The ‘YouthForLions’ as a movement found its feet shortly on the heels of the international award winning Blood Lions® feature film documentary in 2015. It is a youth-based campaign, focused on educating the youth about wildlife interactive activities and how these activities negatively impact the lives of the animals.
It aims to spread awareness across the globe about the captive lion breeding industry and the exploitative activities that go hand-in-hand with it, such as cub petting, lion walking, the lion bone trade and canned hunting.
As a result, the campaign’s new release is a simplified and animated look at how lion cubs, born in captivity in South Africa, are often taken away from their mothers when they are younger than 10 days old.
" When travelling in South Africa, Think before you visit, cuddle, walk or volunteer with predators including lions, tigers, leopard and cheetah. Don't be part of the problem; help be part of the change."
Travellers are being encouraged to share the video to their profiles, as well as add their voice to the global call to stop the captive breeding and associated commercialisation of Africa’s predators by signing their pledge here:
Investigations into the canned lion hunting and lion cub petting industries have shown the cycle is as follows:
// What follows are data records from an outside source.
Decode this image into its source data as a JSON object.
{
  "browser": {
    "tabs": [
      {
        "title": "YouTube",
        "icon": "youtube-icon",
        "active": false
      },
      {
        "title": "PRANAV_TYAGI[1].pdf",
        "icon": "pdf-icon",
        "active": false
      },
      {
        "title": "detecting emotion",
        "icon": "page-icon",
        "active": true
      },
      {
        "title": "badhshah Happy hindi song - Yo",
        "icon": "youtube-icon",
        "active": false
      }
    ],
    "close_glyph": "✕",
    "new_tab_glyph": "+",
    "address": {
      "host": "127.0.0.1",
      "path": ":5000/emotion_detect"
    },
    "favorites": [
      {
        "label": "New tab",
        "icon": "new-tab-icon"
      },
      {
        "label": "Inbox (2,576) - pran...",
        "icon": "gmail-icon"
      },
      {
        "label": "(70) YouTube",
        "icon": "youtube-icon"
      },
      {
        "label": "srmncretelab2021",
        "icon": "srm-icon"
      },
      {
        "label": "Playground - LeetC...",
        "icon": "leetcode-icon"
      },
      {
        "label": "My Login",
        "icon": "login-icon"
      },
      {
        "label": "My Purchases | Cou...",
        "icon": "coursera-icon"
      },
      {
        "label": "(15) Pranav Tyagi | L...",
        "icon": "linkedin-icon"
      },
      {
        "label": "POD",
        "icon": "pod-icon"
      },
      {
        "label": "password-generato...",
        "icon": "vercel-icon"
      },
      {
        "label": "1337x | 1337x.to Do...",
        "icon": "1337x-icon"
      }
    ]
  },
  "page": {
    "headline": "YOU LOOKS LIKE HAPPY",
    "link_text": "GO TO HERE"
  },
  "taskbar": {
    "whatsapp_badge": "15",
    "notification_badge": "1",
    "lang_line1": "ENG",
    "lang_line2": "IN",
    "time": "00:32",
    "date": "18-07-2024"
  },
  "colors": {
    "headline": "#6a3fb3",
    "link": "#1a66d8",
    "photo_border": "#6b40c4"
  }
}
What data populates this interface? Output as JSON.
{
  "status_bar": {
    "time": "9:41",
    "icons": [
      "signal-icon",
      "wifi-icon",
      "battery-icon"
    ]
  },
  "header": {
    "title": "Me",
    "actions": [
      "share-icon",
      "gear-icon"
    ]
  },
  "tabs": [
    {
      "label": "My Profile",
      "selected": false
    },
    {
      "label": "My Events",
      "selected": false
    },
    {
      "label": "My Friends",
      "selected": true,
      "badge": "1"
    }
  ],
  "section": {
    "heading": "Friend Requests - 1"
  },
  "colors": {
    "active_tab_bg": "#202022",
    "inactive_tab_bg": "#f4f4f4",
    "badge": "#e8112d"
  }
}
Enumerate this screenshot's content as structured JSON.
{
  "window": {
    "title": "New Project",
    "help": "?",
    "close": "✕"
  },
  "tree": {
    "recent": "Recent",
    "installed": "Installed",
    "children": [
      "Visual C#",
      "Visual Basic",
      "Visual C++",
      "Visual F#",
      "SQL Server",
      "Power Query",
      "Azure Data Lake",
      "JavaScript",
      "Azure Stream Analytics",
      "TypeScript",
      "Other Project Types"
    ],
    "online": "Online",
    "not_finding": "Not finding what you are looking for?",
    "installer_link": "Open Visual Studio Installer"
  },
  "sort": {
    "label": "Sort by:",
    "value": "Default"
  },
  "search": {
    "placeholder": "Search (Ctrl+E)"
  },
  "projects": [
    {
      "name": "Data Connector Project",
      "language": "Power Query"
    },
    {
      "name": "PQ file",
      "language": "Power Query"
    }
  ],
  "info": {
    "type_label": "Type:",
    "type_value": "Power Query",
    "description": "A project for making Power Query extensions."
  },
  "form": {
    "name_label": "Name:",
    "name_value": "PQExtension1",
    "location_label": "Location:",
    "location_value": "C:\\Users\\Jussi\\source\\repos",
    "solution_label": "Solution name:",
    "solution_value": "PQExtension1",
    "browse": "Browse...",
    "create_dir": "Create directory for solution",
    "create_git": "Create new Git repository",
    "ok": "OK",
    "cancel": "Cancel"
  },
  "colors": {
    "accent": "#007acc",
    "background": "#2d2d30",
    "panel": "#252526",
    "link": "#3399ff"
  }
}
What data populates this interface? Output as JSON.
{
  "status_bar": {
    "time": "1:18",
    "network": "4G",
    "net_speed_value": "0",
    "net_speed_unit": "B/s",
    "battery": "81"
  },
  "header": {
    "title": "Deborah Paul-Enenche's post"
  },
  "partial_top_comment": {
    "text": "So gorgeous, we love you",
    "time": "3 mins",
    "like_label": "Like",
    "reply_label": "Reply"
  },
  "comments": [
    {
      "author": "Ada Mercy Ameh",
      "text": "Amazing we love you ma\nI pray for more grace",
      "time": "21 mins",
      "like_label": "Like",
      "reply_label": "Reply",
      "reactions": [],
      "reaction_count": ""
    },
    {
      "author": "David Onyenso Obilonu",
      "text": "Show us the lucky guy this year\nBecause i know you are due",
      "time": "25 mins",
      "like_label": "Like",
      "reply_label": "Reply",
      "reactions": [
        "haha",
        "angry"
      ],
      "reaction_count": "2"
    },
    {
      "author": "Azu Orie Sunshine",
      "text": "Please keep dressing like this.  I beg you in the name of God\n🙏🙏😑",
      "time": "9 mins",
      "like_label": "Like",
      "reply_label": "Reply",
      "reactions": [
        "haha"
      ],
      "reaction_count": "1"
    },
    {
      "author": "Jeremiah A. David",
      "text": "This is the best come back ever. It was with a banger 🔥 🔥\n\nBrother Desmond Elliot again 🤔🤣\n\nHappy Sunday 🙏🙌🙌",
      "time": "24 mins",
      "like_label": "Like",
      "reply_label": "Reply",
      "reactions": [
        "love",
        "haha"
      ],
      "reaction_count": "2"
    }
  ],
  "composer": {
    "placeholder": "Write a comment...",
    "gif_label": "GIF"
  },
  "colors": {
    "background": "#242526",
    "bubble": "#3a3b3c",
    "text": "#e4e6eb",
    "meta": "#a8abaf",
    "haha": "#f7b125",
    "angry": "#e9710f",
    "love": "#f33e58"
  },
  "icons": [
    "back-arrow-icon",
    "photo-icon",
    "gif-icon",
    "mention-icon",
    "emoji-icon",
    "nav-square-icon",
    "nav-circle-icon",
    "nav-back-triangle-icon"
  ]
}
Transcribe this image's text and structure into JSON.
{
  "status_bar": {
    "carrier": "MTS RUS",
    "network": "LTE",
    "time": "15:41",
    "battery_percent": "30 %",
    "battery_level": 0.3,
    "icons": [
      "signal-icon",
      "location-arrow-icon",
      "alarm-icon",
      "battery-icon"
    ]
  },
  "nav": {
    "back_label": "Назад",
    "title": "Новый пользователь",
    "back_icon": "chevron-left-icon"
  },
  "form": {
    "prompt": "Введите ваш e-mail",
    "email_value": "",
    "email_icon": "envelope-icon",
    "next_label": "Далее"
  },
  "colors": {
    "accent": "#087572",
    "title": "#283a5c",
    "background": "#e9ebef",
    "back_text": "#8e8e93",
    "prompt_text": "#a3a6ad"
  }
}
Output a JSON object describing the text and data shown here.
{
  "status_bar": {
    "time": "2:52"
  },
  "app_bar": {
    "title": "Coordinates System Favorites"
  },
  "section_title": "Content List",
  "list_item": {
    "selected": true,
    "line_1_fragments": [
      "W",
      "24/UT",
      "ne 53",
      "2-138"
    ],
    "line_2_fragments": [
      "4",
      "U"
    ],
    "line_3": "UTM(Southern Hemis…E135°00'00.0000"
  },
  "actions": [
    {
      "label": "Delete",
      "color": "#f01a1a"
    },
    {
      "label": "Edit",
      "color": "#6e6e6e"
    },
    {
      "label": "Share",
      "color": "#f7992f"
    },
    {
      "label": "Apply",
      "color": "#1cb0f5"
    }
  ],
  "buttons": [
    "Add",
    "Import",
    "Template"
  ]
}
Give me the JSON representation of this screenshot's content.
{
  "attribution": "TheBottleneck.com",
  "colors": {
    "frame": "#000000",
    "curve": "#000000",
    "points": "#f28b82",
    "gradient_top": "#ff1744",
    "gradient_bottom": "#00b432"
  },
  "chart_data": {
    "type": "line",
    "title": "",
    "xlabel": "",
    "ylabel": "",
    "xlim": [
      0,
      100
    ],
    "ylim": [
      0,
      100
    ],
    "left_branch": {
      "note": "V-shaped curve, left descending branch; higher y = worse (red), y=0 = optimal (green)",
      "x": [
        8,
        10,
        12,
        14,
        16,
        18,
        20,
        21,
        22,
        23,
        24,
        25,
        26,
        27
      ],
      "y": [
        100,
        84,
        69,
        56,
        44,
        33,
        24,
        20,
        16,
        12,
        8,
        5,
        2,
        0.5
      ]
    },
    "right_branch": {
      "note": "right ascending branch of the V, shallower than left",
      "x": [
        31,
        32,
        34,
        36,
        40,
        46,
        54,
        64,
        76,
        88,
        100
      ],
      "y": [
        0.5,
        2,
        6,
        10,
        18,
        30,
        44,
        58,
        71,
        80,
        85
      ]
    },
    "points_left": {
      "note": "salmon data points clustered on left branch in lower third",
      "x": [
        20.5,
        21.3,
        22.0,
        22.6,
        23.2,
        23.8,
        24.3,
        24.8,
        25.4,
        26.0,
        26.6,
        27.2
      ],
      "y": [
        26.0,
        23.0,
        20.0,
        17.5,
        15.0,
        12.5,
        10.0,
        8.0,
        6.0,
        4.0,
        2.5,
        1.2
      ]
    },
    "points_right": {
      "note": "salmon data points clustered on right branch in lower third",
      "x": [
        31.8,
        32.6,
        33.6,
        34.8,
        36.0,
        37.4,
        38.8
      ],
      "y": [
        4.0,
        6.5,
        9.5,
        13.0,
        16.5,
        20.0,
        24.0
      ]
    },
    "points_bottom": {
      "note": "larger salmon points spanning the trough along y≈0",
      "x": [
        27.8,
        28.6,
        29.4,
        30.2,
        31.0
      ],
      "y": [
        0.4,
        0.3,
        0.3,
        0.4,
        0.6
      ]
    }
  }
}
The removal of the cubs forces the mothers straight back into an intense breeding cycle. In captivity, lionesses often breed up to four or five times faster than they would in the wild.
The tiny lion cubs are then hand raised, bottle fed and used for cub petting attractions where members of the public pay to pet and hold them.
When they grow older, the sub-adult lions are trained to climb trees and pose on rocks for “selfies” during lion walking attractions.
Once fully grown, the now tame lions are often sold to captive hunting establishments where they can be shot and killed in “canned” or captive lion hunts. This is just one of the ways in which hand reared and bottle fed lion cubs end up. Others are kept in small enclosures and killed for their bones to be exported to South East Asia to supplement the tiger bone trade.
“If you knew the facts, would you still pet a cub or walk with a lion? We don't think so. The clip was created to have a simple message using video as a popular tool to spread awareness about the life cycle of a captive bred lion," says Tamryn Stephenson, YouthForLions Digital Marketing Manager.
"Understanding the different stages of exploitation that these cubs go through, and the fact that they are merely money making machines for their owners is the key to putting an end to this practice."